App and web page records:
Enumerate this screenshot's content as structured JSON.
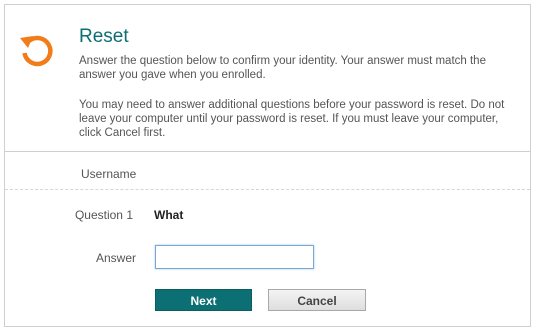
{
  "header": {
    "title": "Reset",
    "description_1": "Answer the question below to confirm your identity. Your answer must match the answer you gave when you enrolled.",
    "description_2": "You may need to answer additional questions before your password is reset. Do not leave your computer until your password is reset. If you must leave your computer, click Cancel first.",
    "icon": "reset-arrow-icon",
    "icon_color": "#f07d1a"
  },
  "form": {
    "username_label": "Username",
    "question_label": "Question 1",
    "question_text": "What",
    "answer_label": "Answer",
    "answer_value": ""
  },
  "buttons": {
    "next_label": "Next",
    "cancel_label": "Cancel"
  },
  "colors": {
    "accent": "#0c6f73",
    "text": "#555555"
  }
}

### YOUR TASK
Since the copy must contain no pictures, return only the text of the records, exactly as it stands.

### WRITTEN ANSWER
Enumerate this screenshot's content as structured JSON.
{
  "header": {
    "title": "Reset",
    "description_1": "Answer the question below to confirm your identity. Your answer must match the answer you gave when you enrolled.",
    "description_2": "You may need to answer additional questions before your password is reset. Do not leave your computer until your password is reset. If you must leave your computer, click Cancel first.",
    "icon": "reset-arrow-icon",
    "icon_color": "#f07d1a"
  },
  "form": {
    "username_label": "Username",
    "question_label": "Question 1",
    "question_text": "What",
    "answer_label": "Answer",
    "answer_value": ""
  },
  "buttons": {
    "next_label": "Next",
    "cancel_label": "Cancel"
  },
  "colors": {
    "accent": "#0c6f73",
    "text": "#555555"
  }
}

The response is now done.